* Data provided
-=-=-=-=-

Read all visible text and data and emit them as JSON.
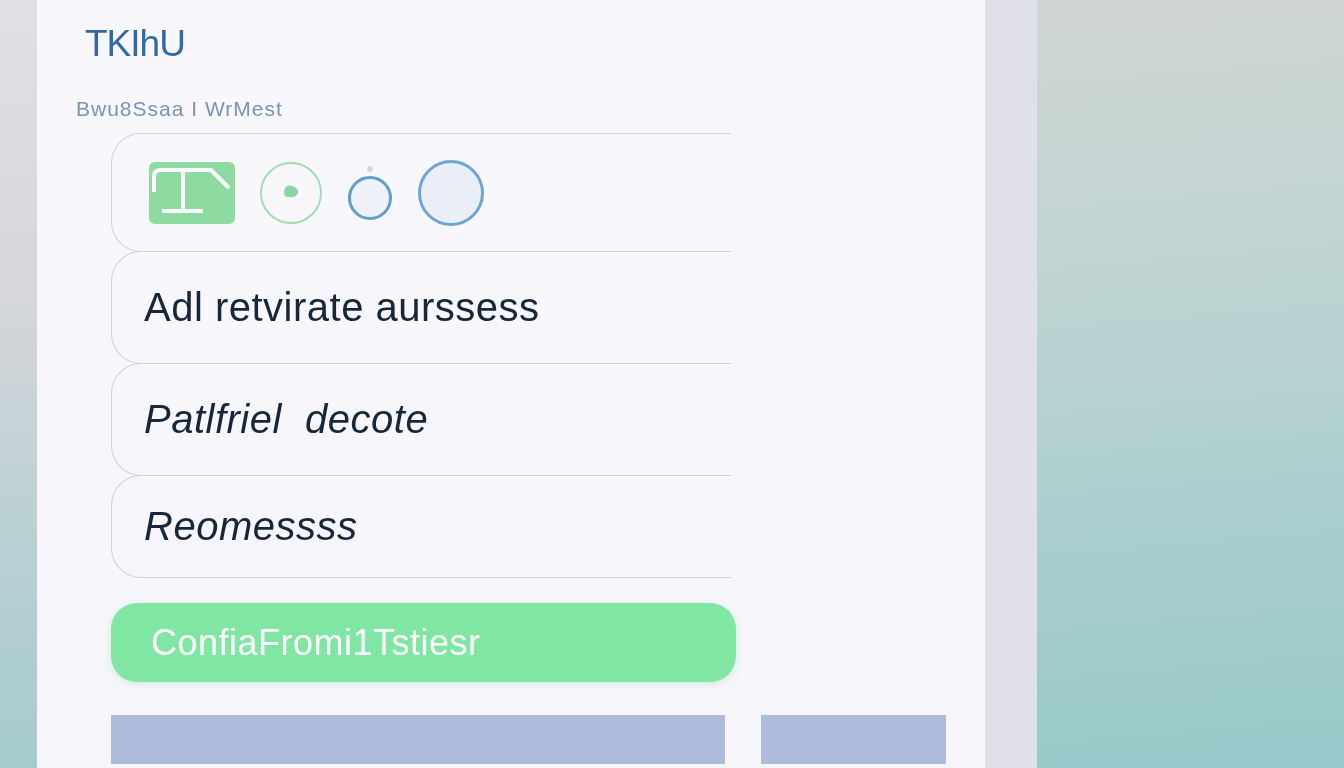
{
  "header": {
    "title": "TKIhU",
    "subtitle": "Bwu8Ssaa I WrMest"
  },
  "options": [
    {
      "label": "Adl retvirate aurssess"
    },
    {
      "label": "Patlfriel  decote"
    },
    {
      "label": "Reomessss"
    }
  ],
  "confirm_button": {
    "label": "ConfiaFromi1Tstiesr"
  }
}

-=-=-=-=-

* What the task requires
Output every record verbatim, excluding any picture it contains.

* Task result
Read all visible text and data and emit them as JSON.
{
  "header": {
    "title": "TKIhU",
    "subtitle": "Bwu8Ssaa I WrMest"
  },
  "options": [
    {
      "label": "Adl retvirate aurssess"
    },
    {
      "label": "Patlfriel  decote"
    },
    {
      "label": "Reomessss"
    }
  ],
  "confirm_button": {
    "label": "ConfiaFromi1Tstiesr"
  }
}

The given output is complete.